Accuracy of 0.1 cent in a tuner this small is a great thing, but the thing that really sets the StroboClip apart is the inclusion of 28 “Sweetener” presets that give it the ability to compensate for Eastern temperament and alternate temperaments that allow tuning to be accurate across the entire range of several instruments, not all of which are considered “standard” – sitar, oud and bagpipes, for example. Guitarists will love the drop and capoed tuning presets, and country music players should appreciate special sweetened tunings for Dobros and lap steels. Twelve-string players will certainly have use for having two sets of tunings for their instruments, one for the standard six strings, one for octave strings. Sweetened presets are:
EQU: Standard chromatic tuning suitable for regular or alternate tunings
Peterson Exclusive Sweetened™ tuning for guitar
Peterson Sweetened tuning for acoustic guitar in standard tuning. Compensates for Capo use or heavy playing style.
Peterson Sweetened tuning for bass guitar when playing with acoustic piano.
Peterson Sweetened tuning for 12 String guitars; for the 6 standard strings.
Peterson Sweetened tuning for 12 String guitars; for the 6 higher octave strings.
Peterson Sweetened tuning for acoustic guitar in modal DADGAD tuning.
Tuning offsets for Electric Guitars equipped with the Buzz Feiten Tuning System®*.
Tuning offsets for Acoustic Guitars equipped with the Buzz Feiten Tuning System®.
Tuning offsets for Electric Bass Guitars equipped with the Buzz Feiten Tuning System®.
Pure tuning for open A, D and G tunings for Dobro®/Resonator guitars.
Half-Tempered tuning for Open A, D and G tunings for Dobro/Resonator guitars.
Sweetened tuning for 5 String Banjo
A6 settings for acoustic Lap Steel.
C6 settings for acoustic lap steel guitar.
Ukulele (String deflection offsets).
Sweetened tuning for Mandolin.
VLN: Perfect 5ths for 4 and 5 String violin.
Perfect 5ths for viola.
Perfect 5ths for cello.
Brass & Woodwind
Sitar (pure intervals).
Great Highland Bagpipes. Tempered Scale for chanter & drones.
Lute & Viols (1/6th Comma Meantone).
Uilleann Pipes (pure intervals).
Oud (pure intervals).
Optimized Peterson settings for Maqam Rast.
Optimized Peterson settings for Maqam Suznak.
Optimized Peterson settings for Maqam Nairuz.
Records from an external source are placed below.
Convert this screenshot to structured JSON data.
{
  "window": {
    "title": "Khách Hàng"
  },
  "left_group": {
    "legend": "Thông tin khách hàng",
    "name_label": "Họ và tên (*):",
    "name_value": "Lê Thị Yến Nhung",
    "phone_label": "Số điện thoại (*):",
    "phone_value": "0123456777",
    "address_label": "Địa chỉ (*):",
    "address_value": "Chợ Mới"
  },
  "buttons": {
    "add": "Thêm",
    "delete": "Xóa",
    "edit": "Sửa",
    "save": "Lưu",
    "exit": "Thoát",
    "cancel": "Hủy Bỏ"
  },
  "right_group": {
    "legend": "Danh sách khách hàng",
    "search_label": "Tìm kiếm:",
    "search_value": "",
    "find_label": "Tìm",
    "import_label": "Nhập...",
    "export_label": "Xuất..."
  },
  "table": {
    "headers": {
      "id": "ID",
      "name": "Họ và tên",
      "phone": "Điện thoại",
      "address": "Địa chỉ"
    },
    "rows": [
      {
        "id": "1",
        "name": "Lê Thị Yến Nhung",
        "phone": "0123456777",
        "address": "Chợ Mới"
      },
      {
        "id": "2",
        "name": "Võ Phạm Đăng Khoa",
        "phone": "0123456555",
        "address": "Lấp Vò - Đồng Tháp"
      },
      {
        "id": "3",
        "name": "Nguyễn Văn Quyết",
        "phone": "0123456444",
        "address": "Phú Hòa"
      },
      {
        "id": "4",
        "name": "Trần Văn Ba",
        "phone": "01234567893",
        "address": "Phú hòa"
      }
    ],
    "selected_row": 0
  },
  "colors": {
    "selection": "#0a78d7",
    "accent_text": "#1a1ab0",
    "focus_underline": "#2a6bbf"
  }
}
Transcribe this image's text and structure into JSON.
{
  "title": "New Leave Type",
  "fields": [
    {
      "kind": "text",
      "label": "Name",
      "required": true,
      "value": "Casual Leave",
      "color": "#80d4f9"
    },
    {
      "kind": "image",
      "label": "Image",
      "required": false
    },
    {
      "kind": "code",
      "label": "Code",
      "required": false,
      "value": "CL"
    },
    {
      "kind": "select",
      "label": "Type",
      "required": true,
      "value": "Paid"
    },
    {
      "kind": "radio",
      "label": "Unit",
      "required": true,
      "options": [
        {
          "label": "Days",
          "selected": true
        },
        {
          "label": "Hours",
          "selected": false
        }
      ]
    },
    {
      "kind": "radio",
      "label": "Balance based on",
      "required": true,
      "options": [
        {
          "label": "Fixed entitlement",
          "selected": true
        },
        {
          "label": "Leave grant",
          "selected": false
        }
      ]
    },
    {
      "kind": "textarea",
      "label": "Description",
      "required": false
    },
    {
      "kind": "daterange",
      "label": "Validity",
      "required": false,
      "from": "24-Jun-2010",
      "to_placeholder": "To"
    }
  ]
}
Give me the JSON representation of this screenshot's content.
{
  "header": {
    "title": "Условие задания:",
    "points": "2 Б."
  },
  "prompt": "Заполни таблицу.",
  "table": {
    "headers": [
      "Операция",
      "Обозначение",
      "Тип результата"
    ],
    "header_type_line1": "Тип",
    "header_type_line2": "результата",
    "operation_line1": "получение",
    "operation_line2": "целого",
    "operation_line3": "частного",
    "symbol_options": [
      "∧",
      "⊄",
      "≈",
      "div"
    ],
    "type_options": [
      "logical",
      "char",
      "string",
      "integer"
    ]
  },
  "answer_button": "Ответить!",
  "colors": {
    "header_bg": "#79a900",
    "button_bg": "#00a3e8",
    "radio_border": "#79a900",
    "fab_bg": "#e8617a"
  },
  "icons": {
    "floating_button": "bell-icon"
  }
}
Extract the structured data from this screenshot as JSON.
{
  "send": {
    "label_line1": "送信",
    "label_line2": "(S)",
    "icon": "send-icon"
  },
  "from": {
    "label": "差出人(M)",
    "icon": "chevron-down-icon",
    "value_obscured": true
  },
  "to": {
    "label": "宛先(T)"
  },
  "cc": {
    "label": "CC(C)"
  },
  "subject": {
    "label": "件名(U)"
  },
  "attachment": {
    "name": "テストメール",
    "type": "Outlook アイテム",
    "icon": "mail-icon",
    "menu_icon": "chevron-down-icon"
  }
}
Being a bassist, I appreciated the preset that helped me tune for playing with an acoustic pianos, which typically are “stretched tuned” and can present headaches for accompanying players.
The bottom line
With a street price of less than $70, the Peterson StroboClip offers musicians of any level access to a highly accurate, portable and adaptable strobe tuner, the first multi-temperament clip-on tuner available. Rugged yet lightweight, the StroboClip also comes with its own metal carrying case, although I suspect most players will simply put it in a case pocket. In our testing, the StroboClip did a first-class job of tuning instruments that previously gave us headaches – mandolin and banjo among them. For a multi-instrumentalist, the StroboClip is a godsend.
For more information, visit www.petersontuners.com.
Dave Molter is Managing Editor of MusicGearReview. He has been playing bass professionally for 45 years.